Developers started to notice just how big our JavaScript package was and yeah, we knew. We weren’t ignoring the issues; after all, we don’t want the Sentry package to be the cause of a slowdown. But to reduce our JavaScript SDK package size effectively we had to account for shipping new capabilities, like being able to manage the health of a release and performance monitoring, while maintaining a manageable bundle size. After all, new features == bigger package - usually.


Minify CSS and JavaScript to accelerate website speed

Minification is the technique of terminating all undue extra characters from the source code. This method reduces file sizes, allowing for faster load times and less bandwidth load. Less code appearing in front-end web pages also leads to a more compact, faster-loading website. Most importantly, minification speeds up web pages for users on limited data plans, allowing them to enjoy your content with less worry about exceeding their download quota.

NestJS - Monitoring your NestJS Application using OpenTelemetry and SigNoz

Monitoring your NestJS application is critical for performance management. But setting up monitoring for NestJS applications can get cumbersome requiring multiple libraries and patterns. That's where OpenTelemetry comes in. In this tutorial, we will use SigNoz as a backend. SigNoz is an open-source APM tool that can be used for both metrics and distributed tracing. Let's get started and see how to use OpenTelemetry for a NestJS application.

New Browser APIs for Detecting Javascript Performance Issues in The Production

Users nowadays demand the greatest possible experience, which implies top-notch performance. Smooth scrolling, prompt interaction responses, a fast page load time, and flawless animations are all things they anticipate. Local profiling to identify performance issues is convenient, but it only provides a limited amount of information.
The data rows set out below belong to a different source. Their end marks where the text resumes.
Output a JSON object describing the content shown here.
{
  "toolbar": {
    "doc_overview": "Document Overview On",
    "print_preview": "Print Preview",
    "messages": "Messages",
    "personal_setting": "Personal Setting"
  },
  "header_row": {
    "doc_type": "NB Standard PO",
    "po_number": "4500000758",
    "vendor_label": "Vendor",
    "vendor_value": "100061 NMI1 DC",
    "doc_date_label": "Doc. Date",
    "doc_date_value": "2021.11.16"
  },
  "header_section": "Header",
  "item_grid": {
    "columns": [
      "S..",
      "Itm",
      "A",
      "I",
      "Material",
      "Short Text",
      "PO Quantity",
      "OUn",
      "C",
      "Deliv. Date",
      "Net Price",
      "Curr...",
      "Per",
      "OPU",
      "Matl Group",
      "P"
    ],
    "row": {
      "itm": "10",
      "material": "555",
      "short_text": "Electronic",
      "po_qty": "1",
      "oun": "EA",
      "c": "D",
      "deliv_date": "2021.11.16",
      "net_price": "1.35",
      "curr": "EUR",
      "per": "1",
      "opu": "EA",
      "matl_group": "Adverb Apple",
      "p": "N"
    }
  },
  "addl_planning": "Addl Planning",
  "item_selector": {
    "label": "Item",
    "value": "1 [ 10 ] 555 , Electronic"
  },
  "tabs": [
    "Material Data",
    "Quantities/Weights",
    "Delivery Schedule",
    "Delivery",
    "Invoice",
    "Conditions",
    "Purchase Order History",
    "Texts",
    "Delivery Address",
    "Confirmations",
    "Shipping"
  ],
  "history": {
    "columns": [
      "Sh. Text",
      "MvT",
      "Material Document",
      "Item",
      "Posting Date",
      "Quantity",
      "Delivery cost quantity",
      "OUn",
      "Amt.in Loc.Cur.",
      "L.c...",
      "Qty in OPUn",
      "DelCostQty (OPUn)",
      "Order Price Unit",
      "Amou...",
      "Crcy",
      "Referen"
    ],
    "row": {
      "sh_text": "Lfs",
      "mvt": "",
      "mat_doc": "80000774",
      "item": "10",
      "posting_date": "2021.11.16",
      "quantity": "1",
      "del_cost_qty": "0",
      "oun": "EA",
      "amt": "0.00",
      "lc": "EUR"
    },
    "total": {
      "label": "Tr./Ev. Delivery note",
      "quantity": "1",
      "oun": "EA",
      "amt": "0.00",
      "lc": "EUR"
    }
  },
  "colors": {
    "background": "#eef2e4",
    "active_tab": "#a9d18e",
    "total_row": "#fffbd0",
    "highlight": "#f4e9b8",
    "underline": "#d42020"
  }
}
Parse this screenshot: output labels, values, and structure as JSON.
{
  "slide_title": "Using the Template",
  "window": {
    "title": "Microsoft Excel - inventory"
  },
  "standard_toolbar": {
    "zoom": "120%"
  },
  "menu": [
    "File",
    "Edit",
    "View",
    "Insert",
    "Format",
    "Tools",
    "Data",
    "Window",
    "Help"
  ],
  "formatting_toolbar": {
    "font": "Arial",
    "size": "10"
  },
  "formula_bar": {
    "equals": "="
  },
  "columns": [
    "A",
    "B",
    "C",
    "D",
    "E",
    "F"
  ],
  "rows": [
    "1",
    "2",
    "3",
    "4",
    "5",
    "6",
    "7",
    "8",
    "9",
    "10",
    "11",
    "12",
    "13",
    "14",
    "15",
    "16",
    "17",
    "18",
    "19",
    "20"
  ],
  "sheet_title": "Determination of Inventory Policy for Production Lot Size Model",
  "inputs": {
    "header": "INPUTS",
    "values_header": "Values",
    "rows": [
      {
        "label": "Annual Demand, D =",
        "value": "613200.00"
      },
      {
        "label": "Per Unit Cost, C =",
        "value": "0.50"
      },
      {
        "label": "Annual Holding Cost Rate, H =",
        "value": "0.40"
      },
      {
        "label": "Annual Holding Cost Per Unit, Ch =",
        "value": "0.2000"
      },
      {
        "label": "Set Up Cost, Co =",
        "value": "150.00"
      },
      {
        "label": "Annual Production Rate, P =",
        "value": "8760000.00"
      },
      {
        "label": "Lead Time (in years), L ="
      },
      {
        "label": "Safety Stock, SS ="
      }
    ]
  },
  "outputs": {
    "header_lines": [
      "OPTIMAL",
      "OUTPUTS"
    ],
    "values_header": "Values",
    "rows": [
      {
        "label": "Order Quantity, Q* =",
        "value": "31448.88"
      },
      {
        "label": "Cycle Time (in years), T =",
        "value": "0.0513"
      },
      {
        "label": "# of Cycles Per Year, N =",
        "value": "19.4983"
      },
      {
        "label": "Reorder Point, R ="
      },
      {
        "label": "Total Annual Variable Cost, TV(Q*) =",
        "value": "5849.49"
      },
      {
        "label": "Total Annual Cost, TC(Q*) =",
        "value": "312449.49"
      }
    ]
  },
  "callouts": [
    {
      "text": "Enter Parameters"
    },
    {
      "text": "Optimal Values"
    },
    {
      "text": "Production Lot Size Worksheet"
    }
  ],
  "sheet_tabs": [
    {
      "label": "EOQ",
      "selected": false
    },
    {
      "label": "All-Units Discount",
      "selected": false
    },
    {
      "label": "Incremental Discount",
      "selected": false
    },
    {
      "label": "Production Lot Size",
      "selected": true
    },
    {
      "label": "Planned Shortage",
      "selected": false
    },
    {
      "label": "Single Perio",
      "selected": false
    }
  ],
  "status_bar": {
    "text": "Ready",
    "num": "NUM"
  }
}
While things may run smoothly on our high-end developer machines, the user may be dealing with poor hardware and a bad experience.


Auto-Instrumenting NestJS Apps with OpenTelemetry

In this tutorial, we will go through a working example of a NestJS application auto-instrumented with OpenTelemetry. In our example we will use a simple application that outputs “Hello World!” when we call it in the browser. We will instrument this application with OpenTelemetry’s Node.js client library to generate trace data and send it to an OpenTelemetry Collector. The Collector will then export the trace data to an external distributed tracing analytics tool of our choice.


Instrumenting your webpack-bundled JS code

OpenTelemetry (OTel) is an emerging industry standard that dev teams use to instrument, generate, collect, and export telemetry to better understand software performance and behavior. At Helios, we leverage OTel to provide developers with actionable insights into their code within distributed systems. We give them visibility into how data flows through their applications, enabling them to quickly identify, reproduce and debug issues in their flows.